As a young professional, being able to save up a large amount of money for a house deposit or to pay off your student loans can seem like an unachievable dream. This is especially true now, with the cost of living rising much more quickly than wages and the COVID-19 pandemic having hit certain industries hard. For many working women, it’s enough of a challenge just to concentrate on paying rent, bills, childcare, and other key expenditures every month. However, it’s important for us to start thinking on a more long-term scale and working towards a stable financial future. That can sound daunting, so here are some top tips to help you out.

Top Budgeting Tips for Young Professionals - money, Lifestyle, budgeting
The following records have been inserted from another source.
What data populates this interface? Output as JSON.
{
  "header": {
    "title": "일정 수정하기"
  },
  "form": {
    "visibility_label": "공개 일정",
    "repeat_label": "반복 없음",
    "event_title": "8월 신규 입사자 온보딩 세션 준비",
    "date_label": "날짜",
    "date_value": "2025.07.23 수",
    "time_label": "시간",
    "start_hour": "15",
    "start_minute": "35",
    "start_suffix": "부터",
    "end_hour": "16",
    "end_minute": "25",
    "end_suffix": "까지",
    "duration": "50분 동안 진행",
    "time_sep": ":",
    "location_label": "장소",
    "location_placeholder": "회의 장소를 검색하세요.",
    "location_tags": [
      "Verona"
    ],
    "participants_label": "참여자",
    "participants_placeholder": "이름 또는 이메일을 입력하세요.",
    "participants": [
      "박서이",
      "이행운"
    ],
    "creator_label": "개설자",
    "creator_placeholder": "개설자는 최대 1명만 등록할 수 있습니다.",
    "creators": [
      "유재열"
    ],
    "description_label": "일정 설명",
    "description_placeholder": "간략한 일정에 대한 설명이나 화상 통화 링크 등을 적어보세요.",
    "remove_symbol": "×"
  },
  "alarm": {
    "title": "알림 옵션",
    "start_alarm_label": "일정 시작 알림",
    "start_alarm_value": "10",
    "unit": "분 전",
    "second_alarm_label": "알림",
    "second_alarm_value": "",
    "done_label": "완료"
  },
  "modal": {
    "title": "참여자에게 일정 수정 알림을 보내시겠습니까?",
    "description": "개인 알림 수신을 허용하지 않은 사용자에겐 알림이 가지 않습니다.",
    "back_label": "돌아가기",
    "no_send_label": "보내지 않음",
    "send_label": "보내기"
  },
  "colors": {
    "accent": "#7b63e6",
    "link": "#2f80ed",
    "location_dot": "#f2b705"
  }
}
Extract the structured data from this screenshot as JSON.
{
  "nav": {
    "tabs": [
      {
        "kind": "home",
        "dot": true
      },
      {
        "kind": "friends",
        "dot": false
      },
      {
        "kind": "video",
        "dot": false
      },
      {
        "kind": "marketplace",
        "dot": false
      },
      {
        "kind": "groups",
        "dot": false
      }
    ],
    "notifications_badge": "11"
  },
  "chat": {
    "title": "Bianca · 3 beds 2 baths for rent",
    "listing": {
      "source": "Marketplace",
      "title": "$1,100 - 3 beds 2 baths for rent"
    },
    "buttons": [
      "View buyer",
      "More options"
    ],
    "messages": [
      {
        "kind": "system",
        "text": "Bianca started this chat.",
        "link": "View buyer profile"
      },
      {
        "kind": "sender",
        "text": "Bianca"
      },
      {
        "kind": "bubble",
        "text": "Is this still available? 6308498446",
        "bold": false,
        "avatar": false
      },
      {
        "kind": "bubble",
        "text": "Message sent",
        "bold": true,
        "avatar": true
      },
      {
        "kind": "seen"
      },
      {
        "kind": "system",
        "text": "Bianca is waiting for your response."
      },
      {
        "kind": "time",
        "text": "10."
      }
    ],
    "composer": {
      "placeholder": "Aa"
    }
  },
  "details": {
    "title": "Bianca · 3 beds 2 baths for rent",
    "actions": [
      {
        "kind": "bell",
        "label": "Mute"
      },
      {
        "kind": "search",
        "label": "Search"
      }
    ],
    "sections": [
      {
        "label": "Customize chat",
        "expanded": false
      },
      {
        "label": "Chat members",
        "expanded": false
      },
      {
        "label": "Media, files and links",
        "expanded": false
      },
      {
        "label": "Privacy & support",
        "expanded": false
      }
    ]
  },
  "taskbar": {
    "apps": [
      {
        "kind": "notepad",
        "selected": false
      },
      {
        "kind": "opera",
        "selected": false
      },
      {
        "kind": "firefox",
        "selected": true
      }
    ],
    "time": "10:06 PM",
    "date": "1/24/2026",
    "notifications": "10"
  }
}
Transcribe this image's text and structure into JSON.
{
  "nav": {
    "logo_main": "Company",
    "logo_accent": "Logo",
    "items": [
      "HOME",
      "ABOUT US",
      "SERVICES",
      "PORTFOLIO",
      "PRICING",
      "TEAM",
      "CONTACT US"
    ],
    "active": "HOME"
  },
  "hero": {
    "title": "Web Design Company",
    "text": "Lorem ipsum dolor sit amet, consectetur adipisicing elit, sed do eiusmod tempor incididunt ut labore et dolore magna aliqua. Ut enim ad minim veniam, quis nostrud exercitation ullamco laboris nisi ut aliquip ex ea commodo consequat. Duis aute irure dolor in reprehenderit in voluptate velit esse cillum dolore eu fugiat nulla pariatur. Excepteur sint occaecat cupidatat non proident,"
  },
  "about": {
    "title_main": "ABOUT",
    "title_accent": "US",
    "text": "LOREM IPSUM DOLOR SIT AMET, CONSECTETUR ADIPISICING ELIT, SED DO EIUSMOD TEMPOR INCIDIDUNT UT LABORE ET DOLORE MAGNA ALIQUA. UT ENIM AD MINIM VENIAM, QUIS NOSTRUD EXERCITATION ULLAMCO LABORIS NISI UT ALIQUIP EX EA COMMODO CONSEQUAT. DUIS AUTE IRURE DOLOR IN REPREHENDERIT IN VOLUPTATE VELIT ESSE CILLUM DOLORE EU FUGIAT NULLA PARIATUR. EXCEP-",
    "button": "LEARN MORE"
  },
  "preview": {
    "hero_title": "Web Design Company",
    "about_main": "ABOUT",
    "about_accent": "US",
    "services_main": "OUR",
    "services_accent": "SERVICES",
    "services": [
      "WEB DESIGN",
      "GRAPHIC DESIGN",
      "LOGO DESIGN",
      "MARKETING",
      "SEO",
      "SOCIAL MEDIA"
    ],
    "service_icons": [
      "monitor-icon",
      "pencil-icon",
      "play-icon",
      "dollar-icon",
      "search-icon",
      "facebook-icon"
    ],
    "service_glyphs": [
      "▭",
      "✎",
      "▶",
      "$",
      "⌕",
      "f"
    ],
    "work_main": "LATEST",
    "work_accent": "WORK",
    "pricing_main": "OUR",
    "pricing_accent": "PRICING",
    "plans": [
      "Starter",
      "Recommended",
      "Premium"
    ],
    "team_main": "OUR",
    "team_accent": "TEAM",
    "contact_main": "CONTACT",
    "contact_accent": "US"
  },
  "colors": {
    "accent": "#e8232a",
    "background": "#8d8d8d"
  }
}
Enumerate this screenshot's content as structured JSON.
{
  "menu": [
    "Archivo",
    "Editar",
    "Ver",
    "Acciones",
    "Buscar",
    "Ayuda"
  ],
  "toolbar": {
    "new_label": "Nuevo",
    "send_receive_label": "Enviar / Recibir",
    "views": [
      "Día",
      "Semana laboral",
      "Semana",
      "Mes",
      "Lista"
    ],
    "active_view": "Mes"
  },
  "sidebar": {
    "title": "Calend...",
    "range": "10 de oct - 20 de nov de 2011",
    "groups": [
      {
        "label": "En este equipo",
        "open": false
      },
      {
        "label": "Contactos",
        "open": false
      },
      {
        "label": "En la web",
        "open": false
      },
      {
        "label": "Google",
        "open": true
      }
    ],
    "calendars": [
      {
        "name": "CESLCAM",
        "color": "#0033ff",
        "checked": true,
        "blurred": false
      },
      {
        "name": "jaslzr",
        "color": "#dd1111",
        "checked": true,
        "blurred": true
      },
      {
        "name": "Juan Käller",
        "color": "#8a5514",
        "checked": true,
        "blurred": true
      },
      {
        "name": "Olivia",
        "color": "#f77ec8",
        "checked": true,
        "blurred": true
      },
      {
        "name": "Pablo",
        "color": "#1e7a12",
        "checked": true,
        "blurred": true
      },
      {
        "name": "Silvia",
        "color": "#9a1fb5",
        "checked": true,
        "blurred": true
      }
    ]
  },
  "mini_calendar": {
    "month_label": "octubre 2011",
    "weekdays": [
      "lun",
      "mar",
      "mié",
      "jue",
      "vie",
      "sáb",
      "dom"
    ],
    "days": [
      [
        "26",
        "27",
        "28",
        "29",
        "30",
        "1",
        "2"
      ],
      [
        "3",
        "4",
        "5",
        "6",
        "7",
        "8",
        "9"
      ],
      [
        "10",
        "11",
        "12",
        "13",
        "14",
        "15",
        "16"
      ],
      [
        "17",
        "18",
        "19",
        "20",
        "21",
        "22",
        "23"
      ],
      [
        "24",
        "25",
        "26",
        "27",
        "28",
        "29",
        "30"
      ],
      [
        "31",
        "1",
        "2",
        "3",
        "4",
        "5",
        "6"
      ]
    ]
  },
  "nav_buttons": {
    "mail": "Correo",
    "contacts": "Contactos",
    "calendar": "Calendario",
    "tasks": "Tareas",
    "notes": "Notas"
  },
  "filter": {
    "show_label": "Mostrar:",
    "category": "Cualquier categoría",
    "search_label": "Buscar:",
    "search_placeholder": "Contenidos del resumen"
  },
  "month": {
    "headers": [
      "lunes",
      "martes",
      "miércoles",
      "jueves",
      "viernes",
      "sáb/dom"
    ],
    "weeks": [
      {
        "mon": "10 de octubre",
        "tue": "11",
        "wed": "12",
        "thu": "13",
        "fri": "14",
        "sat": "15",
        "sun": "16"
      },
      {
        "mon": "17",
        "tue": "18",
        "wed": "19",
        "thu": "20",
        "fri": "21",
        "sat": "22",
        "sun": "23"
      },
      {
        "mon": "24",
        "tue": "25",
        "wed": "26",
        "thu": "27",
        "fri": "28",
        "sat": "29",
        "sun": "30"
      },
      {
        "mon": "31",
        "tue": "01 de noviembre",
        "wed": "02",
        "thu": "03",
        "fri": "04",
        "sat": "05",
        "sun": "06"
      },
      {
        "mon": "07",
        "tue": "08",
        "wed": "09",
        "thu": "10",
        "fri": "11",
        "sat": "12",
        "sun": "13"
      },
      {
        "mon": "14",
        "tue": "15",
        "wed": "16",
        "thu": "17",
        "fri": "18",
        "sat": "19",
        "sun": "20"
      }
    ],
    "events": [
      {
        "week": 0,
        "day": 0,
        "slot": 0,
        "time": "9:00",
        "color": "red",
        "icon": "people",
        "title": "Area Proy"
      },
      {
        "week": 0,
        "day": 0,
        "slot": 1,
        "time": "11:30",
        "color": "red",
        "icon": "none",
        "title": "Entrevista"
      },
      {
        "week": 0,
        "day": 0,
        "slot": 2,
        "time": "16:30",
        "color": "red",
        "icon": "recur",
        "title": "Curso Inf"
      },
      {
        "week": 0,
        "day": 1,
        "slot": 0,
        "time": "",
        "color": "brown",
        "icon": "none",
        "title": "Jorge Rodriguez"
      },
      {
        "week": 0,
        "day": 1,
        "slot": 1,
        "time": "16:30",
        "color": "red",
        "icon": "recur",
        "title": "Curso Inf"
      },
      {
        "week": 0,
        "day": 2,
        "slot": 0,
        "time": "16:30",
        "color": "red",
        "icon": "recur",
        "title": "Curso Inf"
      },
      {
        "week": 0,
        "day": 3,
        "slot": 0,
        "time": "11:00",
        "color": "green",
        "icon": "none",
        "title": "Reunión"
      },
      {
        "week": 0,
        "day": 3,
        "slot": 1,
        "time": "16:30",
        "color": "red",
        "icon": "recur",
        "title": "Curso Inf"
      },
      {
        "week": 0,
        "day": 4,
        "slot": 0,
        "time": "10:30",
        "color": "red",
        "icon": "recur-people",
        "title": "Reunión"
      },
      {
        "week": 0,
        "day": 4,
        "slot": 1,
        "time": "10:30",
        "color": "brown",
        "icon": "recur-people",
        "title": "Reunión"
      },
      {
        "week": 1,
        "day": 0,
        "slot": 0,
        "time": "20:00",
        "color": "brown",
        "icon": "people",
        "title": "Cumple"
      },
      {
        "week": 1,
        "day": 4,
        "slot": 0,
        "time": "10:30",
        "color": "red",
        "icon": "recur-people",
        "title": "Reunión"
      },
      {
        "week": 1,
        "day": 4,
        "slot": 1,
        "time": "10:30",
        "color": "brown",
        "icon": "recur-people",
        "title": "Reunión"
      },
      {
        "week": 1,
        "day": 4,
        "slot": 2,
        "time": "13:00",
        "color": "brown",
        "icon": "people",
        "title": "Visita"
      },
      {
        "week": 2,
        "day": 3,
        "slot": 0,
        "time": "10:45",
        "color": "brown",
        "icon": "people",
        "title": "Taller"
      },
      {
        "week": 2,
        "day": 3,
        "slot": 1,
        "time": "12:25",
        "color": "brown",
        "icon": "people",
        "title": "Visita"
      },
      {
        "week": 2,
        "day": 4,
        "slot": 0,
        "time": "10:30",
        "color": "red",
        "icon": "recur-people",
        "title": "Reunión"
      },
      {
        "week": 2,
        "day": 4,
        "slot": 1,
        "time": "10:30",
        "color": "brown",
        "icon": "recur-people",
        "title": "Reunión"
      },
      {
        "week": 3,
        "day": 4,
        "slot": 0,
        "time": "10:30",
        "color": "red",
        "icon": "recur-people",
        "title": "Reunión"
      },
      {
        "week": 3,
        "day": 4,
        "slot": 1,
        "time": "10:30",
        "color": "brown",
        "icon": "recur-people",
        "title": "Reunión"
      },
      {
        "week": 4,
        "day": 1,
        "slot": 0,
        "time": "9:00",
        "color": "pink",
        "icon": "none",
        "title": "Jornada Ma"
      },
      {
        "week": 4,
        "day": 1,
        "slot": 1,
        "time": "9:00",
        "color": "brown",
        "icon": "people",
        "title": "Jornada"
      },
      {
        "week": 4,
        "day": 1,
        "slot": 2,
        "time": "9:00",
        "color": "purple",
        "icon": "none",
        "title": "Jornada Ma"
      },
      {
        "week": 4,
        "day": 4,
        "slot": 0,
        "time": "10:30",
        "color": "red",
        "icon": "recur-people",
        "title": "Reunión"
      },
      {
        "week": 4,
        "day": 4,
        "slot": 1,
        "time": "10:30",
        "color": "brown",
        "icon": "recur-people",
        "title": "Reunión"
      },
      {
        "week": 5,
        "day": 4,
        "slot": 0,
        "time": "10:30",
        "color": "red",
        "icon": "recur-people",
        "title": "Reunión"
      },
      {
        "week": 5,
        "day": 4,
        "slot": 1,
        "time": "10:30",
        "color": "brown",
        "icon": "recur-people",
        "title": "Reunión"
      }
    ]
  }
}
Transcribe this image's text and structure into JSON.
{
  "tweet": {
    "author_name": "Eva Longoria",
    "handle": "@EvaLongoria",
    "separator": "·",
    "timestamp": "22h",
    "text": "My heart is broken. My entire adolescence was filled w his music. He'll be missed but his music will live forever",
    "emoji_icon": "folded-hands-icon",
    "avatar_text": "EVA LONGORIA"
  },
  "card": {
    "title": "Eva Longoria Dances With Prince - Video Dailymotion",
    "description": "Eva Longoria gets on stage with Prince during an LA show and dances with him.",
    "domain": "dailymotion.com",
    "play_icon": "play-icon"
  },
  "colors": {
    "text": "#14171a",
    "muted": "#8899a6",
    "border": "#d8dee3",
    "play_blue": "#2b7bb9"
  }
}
Analyze your current spending habits

The first step to take is to track how you are currently spending your money. Look at every transaction you make (yes, every one!), including subscription services such as Netflix or Amazon Prime. This’ll enable you to work out where you can make some cutbacks and savings. If anything about your spending habits shocks you, that’s a good place to start making changes!

Avoid using credit cards

It’s very easy to overspend when you use credit cards, so it’s best to steer clear of them when you can and use debit cards instead. That way, you’re only spending money you actually have. Of course, there might be times when you need to make a big purchase or an emergency arises, in which case using credit cards or taking out loans in San Diego may be your best choice – but try to keep this to a minimum.

Start saving

As well as spending less, you want to be saving more. One helpful tactic is to set up a direct debit that automatically transfers a certain amount of money from your paycheck into a savings account. Over time, this can add up to a healthy chunk of cash without you even noticing. It’s also never too early to start thinking about your pension. Women tend to be at a disadvantage in this area, so it’s especially important for us to plan ahead and be proactive with saving for retirement.

Shop sensibly

There are a few changes you can make to the way that you shop in order to reduce impulse buying and overspending. For example:

  • Take a list when you go to the grocery store and do your best to stick to it – so don’t go food shopping when you’re hungry!
  • Cook lunch at home to bring to work instead of buying it out
  • Wait a day before making any big purchases, to give you time to consider whether it’s something that you genuinely need (and shop around for the cheapest price)
  • Browse thrift stores for second-hand clothes and books instead of always buying items new
  • Save on gym memberships by exercising at home or outside (if you live in an area where it’s safe to do so)
  • Turn off lights and other appliances when not in use to save on electric bills
  • Brew coffee at home instead of stopping in at Starbucks on the way to the office

How many more can you come up with?